For those who call tennis as just being tippety, tap, tippety, tap, then footage of the 2014 Wimbledon final between Djokovic and Swiss legend Roger Federer may just sway those views.
This contest between Djokovic and Federerwas not just all about brute force.
There were sublime drop-shots, incredibly accurate serves, and stunning volleys .
This five-set thriller had it all and showed what’s so great about sport.
Never knowing what will happen draws thousands to the court and millions more to tune into the telecast match after match, year after year.
Not just to tennis, but sports of all sorts.
Leading two sets to one and holding a match point in the fourth, Djokovic was on the cusp of victory.
Federer showed the mental toughness and skilll that has netted 17 slams, including seven at Wimbledon, by fighting back to win the fourth set.
Momentum was suddenly back with Federer, who had won the first set, before Djokovic started smashing winners from the baseline.
Over the years I have watched many Wimbledon finals and marvelled at Federer’s play to capture the trophy seven times.
In the early hours of Monday morning it looked like he would rule centre court at Wimbledon once again.
But it was not to be as Djokovic won the fifth and final set, 6-4, and duly celebrated a remarkable victory.
In doing so Djokovic regained the world No.1 ranking and netted a seventh slam.
A four-time Australian Open champion, dual Wimbledon titleholder, and one US Open title, Djokovic has all the court-craft to add to the tally.
Novak’s support team includes Boris Becker as a coach.
Although Novak has overtaken him in terms of grand slam victories, Becker holds a record that’s unlikely to be beaten.
At just 17, Becker won the Wimbledon final in 1985.

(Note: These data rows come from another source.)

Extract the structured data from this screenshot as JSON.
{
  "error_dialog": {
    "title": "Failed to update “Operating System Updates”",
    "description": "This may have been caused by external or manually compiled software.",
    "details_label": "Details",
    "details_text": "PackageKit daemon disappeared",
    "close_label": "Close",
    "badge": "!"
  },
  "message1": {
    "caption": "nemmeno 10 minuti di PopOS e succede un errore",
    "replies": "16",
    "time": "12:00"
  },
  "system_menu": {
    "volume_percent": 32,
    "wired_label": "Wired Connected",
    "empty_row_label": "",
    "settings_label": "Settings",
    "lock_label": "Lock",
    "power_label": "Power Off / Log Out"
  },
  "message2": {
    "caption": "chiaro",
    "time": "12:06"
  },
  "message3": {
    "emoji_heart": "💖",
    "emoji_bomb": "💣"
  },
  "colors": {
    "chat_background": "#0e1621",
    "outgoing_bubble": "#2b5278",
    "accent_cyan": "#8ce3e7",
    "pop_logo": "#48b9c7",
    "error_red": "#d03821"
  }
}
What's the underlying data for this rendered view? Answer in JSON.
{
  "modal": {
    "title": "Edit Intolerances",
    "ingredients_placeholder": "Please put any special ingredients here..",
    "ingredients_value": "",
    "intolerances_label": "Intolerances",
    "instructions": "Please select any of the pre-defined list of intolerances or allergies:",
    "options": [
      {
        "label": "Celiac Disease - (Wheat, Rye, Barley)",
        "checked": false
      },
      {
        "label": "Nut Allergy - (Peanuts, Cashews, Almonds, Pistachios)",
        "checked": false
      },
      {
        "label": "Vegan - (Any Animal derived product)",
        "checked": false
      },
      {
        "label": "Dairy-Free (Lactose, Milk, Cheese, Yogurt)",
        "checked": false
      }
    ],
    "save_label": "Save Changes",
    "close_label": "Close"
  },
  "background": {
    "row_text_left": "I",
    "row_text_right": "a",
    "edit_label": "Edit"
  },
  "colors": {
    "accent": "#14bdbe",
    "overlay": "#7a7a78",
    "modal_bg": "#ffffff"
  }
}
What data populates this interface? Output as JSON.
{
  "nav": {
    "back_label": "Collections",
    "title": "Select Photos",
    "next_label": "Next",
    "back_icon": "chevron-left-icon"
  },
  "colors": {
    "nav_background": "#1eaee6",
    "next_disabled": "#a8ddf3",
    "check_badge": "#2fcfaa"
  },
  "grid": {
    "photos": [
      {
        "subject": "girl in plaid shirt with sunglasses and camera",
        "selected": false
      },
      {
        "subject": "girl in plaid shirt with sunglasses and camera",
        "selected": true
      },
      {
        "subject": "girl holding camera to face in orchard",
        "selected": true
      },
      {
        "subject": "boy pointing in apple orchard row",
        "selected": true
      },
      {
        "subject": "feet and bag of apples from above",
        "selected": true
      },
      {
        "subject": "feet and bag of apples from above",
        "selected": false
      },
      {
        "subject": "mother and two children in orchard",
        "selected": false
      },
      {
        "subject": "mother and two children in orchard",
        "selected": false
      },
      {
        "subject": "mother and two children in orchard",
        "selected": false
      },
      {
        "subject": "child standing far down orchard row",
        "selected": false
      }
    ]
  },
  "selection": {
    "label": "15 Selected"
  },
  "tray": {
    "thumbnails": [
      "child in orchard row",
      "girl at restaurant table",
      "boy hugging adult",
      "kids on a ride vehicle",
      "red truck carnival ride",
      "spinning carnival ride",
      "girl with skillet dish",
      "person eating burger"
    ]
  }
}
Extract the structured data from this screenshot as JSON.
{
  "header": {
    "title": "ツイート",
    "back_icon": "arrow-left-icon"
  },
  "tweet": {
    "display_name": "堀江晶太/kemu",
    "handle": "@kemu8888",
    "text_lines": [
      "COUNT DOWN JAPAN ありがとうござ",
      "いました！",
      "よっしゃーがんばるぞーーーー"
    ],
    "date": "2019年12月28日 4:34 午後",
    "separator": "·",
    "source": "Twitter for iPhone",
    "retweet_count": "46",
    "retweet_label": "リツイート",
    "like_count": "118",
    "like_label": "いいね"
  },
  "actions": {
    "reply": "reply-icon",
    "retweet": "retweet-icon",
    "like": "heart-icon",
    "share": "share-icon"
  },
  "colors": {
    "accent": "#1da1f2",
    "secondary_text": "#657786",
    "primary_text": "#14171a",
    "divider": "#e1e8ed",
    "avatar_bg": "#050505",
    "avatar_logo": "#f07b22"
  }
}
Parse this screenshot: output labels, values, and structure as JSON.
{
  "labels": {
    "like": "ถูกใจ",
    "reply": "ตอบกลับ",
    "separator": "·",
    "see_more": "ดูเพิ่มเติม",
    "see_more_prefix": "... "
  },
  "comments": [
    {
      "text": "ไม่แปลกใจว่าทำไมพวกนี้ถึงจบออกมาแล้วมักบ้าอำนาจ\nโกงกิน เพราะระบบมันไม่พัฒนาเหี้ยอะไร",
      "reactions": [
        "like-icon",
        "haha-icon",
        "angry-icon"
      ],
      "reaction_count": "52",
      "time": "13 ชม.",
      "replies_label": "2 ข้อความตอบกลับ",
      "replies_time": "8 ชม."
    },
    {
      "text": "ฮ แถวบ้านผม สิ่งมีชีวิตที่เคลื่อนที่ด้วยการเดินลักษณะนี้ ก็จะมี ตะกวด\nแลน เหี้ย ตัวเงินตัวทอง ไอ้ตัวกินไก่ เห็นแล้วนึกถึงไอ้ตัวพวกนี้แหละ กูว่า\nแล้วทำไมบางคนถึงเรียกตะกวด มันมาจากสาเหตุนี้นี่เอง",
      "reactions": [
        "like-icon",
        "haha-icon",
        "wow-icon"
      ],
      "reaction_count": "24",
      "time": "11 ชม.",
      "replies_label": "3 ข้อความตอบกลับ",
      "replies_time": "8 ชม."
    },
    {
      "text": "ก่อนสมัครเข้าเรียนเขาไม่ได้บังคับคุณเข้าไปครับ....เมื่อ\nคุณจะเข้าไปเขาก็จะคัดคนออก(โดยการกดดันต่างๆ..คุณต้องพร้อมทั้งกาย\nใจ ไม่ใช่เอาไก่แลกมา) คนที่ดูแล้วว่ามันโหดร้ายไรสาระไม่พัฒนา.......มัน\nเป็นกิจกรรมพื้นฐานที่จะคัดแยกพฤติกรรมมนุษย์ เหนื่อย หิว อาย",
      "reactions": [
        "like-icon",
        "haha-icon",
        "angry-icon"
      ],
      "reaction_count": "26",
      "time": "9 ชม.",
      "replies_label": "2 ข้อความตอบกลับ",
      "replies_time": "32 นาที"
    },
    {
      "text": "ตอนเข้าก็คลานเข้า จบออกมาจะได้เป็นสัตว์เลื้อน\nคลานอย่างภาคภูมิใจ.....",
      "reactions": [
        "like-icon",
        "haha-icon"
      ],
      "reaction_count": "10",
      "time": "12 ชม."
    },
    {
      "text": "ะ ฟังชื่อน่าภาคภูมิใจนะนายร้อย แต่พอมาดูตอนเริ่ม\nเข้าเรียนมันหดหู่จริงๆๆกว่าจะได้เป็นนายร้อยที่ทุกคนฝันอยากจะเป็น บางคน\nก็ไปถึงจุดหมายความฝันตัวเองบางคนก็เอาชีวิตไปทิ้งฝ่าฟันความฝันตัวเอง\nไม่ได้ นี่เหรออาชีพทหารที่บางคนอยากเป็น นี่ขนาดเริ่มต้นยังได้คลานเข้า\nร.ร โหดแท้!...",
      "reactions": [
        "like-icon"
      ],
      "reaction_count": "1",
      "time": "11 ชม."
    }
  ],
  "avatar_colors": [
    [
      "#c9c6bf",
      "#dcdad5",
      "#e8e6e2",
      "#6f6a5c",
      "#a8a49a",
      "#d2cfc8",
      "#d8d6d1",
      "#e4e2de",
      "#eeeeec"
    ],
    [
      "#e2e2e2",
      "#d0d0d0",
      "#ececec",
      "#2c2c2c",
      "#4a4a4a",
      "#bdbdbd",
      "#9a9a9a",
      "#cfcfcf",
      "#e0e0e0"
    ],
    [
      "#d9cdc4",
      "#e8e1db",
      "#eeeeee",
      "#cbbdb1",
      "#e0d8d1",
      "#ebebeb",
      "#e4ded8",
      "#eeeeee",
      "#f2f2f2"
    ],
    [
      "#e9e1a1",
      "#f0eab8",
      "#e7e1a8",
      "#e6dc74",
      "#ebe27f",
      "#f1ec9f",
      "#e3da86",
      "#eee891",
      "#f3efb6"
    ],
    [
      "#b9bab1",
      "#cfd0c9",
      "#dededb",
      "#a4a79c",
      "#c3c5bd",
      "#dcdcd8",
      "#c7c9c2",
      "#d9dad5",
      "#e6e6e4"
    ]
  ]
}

Yours truly was a year 12 student at Bendigo Senior Secondary College, but still found time to watch most of Becker’s incredible run to win the most cherished prize in tennis.
The epic battle between Djokovic and Federer capped another remarkable fortnight of tennis-watching.
Canberra’s Nick Kyrgios showed he could be the next “big thing” as his run to the quarter-finals included beating Rafael Nadal.
The victory by Petra Kvitova in the women’s final was one of the most complete performances I have seen in any tennis match.
Kvitova’s play brought back memories of the years when Martina Navratilova and Steffi Graf reigned supreme.
Wimbledon, there’s no tennis tournament quite like it.
This story Administrator ready to work first appeared on Nanjing Night Net.